Reproduce each record in the listing below exactly as written.

◆ Task inputs ◆
»»

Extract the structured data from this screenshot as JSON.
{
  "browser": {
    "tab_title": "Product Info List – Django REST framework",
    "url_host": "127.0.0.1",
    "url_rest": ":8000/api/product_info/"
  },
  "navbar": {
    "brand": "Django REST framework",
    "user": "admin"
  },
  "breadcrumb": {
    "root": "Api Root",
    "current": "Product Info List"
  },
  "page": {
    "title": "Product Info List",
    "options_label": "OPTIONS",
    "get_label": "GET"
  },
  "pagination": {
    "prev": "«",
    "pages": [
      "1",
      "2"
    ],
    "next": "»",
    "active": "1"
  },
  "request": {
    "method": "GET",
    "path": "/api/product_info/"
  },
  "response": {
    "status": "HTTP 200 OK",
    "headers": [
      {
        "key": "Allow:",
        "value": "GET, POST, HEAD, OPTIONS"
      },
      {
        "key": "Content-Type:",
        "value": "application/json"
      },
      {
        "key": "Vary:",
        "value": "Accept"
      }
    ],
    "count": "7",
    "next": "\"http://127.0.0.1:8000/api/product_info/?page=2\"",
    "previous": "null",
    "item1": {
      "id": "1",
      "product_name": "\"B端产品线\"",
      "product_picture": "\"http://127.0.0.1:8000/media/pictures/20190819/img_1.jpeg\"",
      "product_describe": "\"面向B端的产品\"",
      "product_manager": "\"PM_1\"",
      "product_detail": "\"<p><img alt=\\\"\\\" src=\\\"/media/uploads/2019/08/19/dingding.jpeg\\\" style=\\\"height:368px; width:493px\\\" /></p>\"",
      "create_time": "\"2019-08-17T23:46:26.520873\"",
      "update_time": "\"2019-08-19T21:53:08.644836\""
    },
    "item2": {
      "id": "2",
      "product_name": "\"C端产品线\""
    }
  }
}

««

◆ Task output ◆
Extract the structured data from this screenshot as JSON.
{
  "browser": {
    "tab_title": "Product Info List – Django REST framework",
    "url_host": "127.0.0.1",
    "url_rest": ":8000/api/product_info/"
  },
  "navbar": {
    "brand": "Django REST framework",
    "user": "admin"
  },
  "breadcrumb": {
    "root": "Api Root",
    "current": "Product Info List"
  },
  "page": {
    "title": "Product Info List",
    "options_label": "OPTIONS",
    "get_label": "GET"
  },
  "pagination": {
    "prev": "«",
    "pages": [
      "1",
      "2"
    ],
    "next": "»",
    "active": "1"
  },
  "request": {
    "method": "GET",
    "path": "/api/product_info/"
  },
  "response": {
    "status": "HTTP 200 OK",
    "headers": [
      {
        "key": "Allow:",
        "value": "GET, POST, HEAD, OPTIONS"
      },
      {
        "key": "Content-Type:",
        "value": "application/json"
      },
      {
        "key": "Vary:",
        "value": "Accept"
      }
    ],
    "count": "7",
    "next": "\"http://127.0.0.1:8000/api/product_info/?page=2\"",
    "previous": "null",
    "item1": {
      "id": "1",
      "product_name": "\"B端产品线\"",
      "product_picture": "\"http://127.0.0.1:8000/media/pictures/20190819/img_1.jpeg\"",
      "product_describe": "\"面向B端的产品\"",
      "product_manager": "\"PM_1\"",
      "product_detail": "\"<p><img alt=\\\"\\\" src=\\\"/media/uploads/2019/08/19/dingding.jpeg\\\" style=\\\"height:368px; width:493px\\\" /></p>\"",
      "create_time": "\"2019-08-17T23:46:26.520873\"",
      "update_time": "\"2019-08-19T21:53:08.644836\""
    },
    "item2": {
      "id": "2",
      "product_name": "\"C端产品线\""
    }
  }
}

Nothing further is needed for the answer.